Andrea de Mink loves her beautiful American Four Square along Layman Avenue. One day, she received a visitor who gave her several wonderful shots of her home. This early color photograph (c.1950) is amazing for not only capturing the charming and beautiful Zoercher and Schulmeyer girls, but it also allows current residents to see mid-century paint colors and some really cool cars.  

Ernest Payne was an actor and he loved to ham it up. In 1898, he portrayed a hobo and remained in character while walking about the neighborhood. He lived in the "Castle House" on the south circle so he was far from poor. Linda Cuff, a caretaker of history, loaned me this popular photo.  

Marty Book Powell not only gave me historic family photos, but she also allowed me to interview her for an Irvington Historical Society project. She is a walking encyclopedia and a true gift.  Here she is in 1932 in her Arlington Court apartment.  
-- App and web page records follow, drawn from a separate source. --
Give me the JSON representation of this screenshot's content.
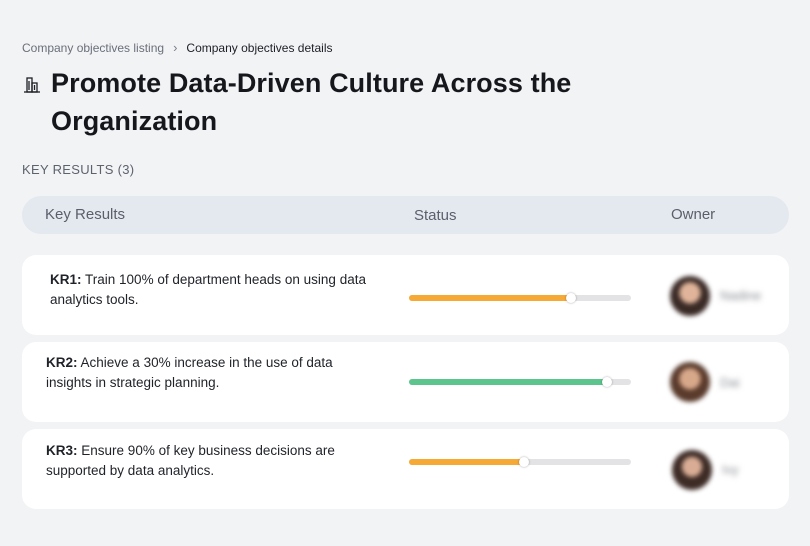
{
  "breadcrumb": {
    "items": [
      "Company objectives listing",
      "Company objectives details"
    ],
    "separator": "›"
  },
  "page": {
    "title": "Promote Data-Driven Culture Across the Organization",
    "title_icon": "building-icon",
    "section_label": "KEY RESULTS (3)"
  },
  "table": {
    "columns": [
      "Key Results",
      "Status",
      "Owner"
    ],
    "rows": [
      {
        "id": "KR1:",
        "text": "Train 100% of department heads on using data analytics tools.",
        "progress": 0.73,
        "color": "#f6a935",
        "owner": "Nadine"
      },
      {
        "id": "KR2:",
        "text": "Achieve a 30% increase in the use of data insights in strategic planning.",
        "progress": 0.89,
        "color": "#5cc58d",
        "owner": "Dai"
      },
      {
        "id": "KR3:",
        "text": "Ensure 90% of key business decisions are supported by data analytics.",
        "progress": 0.52,
        "color": "#f6a935",
        "owner": "Ivy"
      }
    ]
  }
}
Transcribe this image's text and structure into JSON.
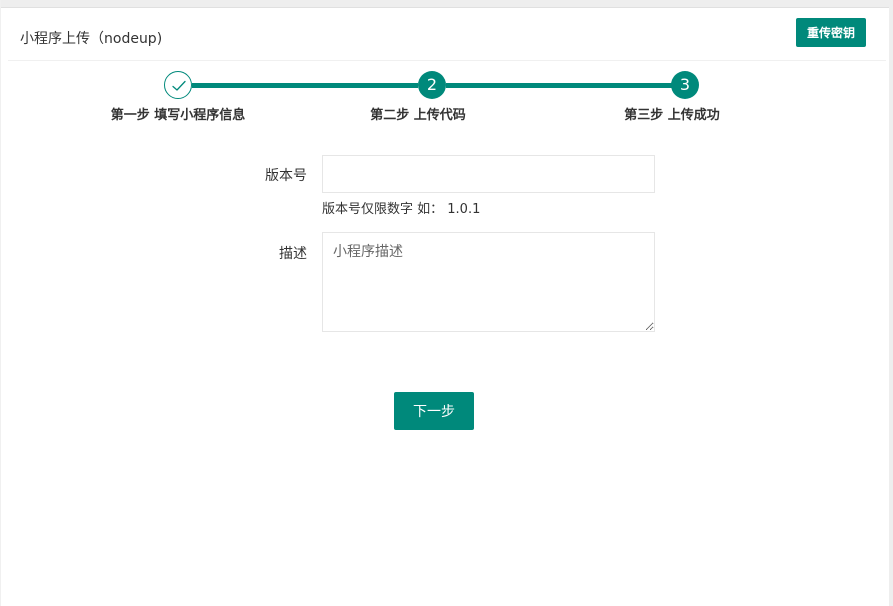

Isabelle Layman Troyer was a sweet woman who loaned me several photos of her childhood along East Washington Street.  I was struck by this image as I have seen so few of the African-American population who lived here.  Emma Cook helped to raise Isabelle and the two of them are pictured here in 1907.  

Bob Montgomery is a wonderful friend and Irvington patriot. He LOVES Irvington. His photo showing his mother in a 1928 School 57 photo was the first one I posted on this blog. Thanks, Bob for your constant enthusiasm and encouragement.  

Monday, November 12, 2012

Bonna Avenue Business--1939

Bonna Avenue is a small street that runs parallel to the former Pennsylvania Rail Line.  A smattering of modest bungalows sat next to the busy transportation corridor.  The Irvington Depot used to be located along Bonna near Audubon Road.  A few family businesses opened along the narrow brick path as well including E.R. Mullin's Tinner, Furnaces, & Roofing at 5517 Bonna.

Elmer R. Mullin opened his shop in 1924 and served the greater Irvington area until his untimely death in 1943.  The Mullin family lived in a two-story Queen Anne home at 203 South Ritter Avenue.  (see previous post) This historic photo, provided by Robert Montgomery, was taken in April of 1939.  You will note that Mr. Mullin is in his truck and ready to fix a broken down furnace or pipe.  You could reach him by dialing IRV7152.

Elmer R. Mullin in his truck and in front of his shop at 5517 Bonna Avenue in 1939

Saturday, November 10, 2012

A Cottage Reappears 44 Years Later

The last time anyone saw the Fisher-Mullin home was in 1968.  It was torn down in that year to make room for a commercial development along South Ritter and Bonna Avenues. This late nineteenth-century house at 203 South Ritter Avenue was first the home of the Fisher family. Charles Fisher was the Warren Township Trustee in 1910. Later, Elmer R. Mullin, a tinner and furnace man, moved his family into the home and remained there from the early 1920s through the 1940s.

203 South Ritter c.1920...note the old street sign

200 block of South Ritter in 2012


Robert Montgomery, the grandson to Mr. and Mrs. Mullin, recalls the trains which passed by his childhood bedroom window near the Pennsylvania Rail Line.  Seventy years later, he noted that the sound of a distant train reminds him of his childhood years in Irvington. In the historic photo, taken around 1920, you will note that the house still had its fish scales in the upper gables as well as a wonderful Queen Anne porch.  If you look closely, you can see Mr. Mullin's tin shop behind the home at 5517 Bonna Avenue.

This historic photo is courtesy of Robert Montgomery.

Wednesday, November 7, 2012

A Soldier Poses Next to Former Campus Site--1942

Butler University had been gone from Irvington for 14 years when this photo of Joseph Clark Moffitt was taken in 1942.  All of the main buildings had been torn down by the late 1930s so the area behind him was full of weeds and tall trees.  Developers began building small two bedroom homes on the land shortly after Private Moffitt posed for this photo. Only the Bona Thompson Memorial Library further east is all that remains of Butler's tenure in Irvington. Little is known of Private Moffitt at this moment, but hopefully one of our readers will be able to put us in touch with folks who remember him.